Problem details: Could you filter the records below and keep only the lines with the word "true"?

Extracted material:
--- START ---
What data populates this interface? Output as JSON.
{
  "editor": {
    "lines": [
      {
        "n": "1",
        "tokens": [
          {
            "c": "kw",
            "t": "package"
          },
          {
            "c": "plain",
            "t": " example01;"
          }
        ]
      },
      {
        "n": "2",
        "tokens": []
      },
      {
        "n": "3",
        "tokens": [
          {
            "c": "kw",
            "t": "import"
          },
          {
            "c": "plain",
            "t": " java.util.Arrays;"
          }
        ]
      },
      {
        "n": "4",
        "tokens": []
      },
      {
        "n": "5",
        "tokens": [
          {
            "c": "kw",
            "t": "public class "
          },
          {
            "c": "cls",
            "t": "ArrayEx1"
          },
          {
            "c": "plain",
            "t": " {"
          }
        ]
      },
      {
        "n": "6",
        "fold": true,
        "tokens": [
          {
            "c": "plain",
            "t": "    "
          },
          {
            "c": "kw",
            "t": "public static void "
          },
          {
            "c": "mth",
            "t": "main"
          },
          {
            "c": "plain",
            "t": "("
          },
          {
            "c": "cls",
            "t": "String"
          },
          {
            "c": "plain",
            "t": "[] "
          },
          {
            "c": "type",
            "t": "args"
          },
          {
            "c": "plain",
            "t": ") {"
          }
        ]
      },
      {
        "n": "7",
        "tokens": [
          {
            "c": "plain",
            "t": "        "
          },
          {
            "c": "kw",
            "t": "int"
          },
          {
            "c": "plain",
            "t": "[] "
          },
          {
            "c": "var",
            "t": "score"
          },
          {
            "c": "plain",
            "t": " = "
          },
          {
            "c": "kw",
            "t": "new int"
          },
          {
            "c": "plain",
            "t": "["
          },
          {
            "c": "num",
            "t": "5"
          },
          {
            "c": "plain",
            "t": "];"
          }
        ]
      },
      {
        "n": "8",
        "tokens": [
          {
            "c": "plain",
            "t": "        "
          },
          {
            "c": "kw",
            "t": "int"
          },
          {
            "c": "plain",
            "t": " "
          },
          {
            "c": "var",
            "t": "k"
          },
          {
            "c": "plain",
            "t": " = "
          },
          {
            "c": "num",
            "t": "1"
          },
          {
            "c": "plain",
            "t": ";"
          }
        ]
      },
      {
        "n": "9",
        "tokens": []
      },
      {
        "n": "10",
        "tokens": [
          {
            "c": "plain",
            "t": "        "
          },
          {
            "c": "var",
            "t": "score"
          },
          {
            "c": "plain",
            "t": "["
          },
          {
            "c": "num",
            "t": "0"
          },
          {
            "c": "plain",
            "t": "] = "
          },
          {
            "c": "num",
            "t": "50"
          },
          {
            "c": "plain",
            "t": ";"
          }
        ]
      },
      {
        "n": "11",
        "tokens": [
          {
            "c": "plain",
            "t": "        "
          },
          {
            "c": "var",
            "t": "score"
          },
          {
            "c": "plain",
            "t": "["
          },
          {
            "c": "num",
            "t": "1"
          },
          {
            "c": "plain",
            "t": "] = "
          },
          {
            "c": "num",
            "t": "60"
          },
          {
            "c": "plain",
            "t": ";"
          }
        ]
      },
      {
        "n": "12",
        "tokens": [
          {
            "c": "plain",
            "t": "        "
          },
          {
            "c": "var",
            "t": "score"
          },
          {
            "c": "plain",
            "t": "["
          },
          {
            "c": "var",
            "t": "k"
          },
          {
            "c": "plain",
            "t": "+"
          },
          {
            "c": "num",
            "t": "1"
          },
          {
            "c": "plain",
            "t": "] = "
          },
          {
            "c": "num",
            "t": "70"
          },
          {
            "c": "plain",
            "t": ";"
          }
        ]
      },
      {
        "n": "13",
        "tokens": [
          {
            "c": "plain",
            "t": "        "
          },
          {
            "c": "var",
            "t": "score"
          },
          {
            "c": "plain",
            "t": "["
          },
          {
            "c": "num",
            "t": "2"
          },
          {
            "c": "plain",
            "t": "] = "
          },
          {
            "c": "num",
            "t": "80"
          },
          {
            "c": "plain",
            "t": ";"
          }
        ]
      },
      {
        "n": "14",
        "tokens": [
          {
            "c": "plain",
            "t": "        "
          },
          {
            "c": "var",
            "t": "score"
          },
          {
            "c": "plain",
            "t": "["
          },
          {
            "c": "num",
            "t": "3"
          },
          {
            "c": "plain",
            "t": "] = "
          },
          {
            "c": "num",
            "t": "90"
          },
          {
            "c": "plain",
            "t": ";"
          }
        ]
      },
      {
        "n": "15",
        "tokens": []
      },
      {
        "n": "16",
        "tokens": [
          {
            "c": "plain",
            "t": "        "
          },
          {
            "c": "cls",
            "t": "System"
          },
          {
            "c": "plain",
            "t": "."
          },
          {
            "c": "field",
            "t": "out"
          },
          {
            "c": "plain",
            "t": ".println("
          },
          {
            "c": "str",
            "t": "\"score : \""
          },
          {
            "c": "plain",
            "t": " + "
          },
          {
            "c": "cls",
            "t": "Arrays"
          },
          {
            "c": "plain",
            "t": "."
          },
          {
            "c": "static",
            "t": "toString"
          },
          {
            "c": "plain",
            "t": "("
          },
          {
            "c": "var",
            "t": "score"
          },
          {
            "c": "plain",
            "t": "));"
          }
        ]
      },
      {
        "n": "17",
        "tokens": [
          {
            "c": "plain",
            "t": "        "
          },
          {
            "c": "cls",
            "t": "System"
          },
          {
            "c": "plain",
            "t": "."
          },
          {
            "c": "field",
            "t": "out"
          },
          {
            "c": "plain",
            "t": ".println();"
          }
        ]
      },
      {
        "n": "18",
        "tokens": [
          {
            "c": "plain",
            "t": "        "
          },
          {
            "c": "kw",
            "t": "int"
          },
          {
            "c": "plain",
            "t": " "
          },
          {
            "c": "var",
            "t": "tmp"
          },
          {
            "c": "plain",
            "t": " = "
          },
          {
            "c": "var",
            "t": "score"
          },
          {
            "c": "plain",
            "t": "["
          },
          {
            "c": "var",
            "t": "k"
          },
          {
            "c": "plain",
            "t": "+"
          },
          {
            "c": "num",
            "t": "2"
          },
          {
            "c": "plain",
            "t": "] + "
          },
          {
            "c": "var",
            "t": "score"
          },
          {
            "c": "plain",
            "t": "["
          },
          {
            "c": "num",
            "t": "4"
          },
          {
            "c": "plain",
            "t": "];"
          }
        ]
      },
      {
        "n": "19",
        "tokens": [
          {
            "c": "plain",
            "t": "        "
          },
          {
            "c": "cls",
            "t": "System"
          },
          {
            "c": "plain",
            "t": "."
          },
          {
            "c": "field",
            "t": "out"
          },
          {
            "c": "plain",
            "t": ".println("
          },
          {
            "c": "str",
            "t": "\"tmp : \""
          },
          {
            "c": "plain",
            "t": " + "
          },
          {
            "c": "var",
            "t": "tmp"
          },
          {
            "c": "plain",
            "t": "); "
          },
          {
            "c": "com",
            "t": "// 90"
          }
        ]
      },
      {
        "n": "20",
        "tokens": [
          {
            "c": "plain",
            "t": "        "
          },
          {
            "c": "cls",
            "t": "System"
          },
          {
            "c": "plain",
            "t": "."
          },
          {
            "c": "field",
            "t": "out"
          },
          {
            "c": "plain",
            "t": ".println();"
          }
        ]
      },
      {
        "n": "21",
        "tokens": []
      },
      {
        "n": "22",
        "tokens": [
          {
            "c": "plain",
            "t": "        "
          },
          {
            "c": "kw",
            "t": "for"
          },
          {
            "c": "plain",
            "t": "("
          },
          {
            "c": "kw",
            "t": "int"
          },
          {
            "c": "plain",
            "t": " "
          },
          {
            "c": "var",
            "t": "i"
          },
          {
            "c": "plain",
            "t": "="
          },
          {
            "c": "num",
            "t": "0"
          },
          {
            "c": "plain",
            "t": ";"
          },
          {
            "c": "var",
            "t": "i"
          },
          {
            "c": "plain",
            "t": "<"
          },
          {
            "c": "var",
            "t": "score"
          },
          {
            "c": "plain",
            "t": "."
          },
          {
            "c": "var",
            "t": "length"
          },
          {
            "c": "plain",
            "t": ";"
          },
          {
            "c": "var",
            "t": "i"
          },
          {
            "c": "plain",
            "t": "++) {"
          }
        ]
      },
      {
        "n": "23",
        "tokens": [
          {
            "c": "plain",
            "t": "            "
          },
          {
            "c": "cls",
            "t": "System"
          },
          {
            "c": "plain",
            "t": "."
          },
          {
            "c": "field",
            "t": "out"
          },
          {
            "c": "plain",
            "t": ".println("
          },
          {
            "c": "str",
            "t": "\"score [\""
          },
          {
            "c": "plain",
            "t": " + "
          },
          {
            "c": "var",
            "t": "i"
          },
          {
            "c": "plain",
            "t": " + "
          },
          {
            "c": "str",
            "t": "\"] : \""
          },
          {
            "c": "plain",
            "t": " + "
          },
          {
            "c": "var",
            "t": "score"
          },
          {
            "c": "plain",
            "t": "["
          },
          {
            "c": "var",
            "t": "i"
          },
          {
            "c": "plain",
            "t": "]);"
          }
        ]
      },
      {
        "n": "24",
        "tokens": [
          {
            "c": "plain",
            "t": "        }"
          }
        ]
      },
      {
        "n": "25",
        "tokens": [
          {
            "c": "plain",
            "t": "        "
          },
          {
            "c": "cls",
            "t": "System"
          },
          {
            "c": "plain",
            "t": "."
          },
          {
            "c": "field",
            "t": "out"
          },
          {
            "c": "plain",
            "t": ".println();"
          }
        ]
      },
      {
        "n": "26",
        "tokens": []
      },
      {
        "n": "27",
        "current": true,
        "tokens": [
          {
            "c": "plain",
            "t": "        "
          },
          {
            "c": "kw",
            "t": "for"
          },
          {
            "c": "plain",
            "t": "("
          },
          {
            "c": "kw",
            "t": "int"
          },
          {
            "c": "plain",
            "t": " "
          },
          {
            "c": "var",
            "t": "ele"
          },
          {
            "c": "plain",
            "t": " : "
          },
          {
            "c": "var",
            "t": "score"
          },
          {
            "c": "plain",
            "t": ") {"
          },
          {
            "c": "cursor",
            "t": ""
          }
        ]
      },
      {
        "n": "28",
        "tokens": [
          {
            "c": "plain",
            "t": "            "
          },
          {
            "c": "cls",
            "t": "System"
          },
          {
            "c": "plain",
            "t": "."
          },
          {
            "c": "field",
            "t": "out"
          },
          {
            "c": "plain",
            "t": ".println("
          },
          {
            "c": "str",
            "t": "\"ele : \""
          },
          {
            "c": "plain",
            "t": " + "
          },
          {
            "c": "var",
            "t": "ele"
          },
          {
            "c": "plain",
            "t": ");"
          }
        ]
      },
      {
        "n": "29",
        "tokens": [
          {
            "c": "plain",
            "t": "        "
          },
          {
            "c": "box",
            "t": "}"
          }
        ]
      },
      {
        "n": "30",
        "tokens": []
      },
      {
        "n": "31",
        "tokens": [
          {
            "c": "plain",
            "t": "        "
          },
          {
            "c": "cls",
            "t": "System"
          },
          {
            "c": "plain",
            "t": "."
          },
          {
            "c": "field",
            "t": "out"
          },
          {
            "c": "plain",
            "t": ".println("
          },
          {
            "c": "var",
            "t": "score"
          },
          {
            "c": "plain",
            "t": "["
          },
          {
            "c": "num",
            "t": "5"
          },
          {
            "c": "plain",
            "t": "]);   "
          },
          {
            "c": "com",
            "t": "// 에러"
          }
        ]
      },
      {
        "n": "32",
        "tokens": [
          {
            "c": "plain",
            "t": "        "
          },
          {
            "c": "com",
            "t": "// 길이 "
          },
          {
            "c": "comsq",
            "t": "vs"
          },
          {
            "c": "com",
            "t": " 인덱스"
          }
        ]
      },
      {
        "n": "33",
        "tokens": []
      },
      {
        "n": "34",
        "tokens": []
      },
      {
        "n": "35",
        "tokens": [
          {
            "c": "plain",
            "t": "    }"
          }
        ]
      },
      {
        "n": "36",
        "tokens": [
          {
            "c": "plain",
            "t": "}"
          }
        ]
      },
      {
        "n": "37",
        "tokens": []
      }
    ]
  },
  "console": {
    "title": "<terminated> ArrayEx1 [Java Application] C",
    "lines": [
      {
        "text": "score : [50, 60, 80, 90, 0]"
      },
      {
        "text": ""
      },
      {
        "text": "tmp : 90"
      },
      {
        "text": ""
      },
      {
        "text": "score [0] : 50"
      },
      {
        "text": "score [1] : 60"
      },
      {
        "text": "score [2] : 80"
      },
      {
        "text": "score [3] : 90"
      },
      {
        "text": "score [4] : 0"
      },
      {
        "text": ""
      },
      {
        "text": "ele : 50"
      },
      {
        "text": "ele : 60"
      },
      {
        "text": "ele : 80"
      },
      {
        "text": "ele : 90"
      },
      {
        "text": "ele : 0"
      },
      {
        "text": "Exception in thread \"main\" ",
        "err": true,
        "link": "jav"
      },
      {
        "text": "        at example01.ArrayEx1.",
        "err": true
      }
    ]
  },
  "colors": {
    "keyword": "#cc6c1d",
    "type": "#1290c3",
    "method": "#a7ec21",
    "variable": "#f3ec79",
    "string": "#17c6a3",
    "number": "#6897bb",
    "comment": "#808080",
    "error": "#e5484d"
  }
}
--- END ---
Task response:
        "fold": true,
        "current": true,
        "err": true,
        "err": true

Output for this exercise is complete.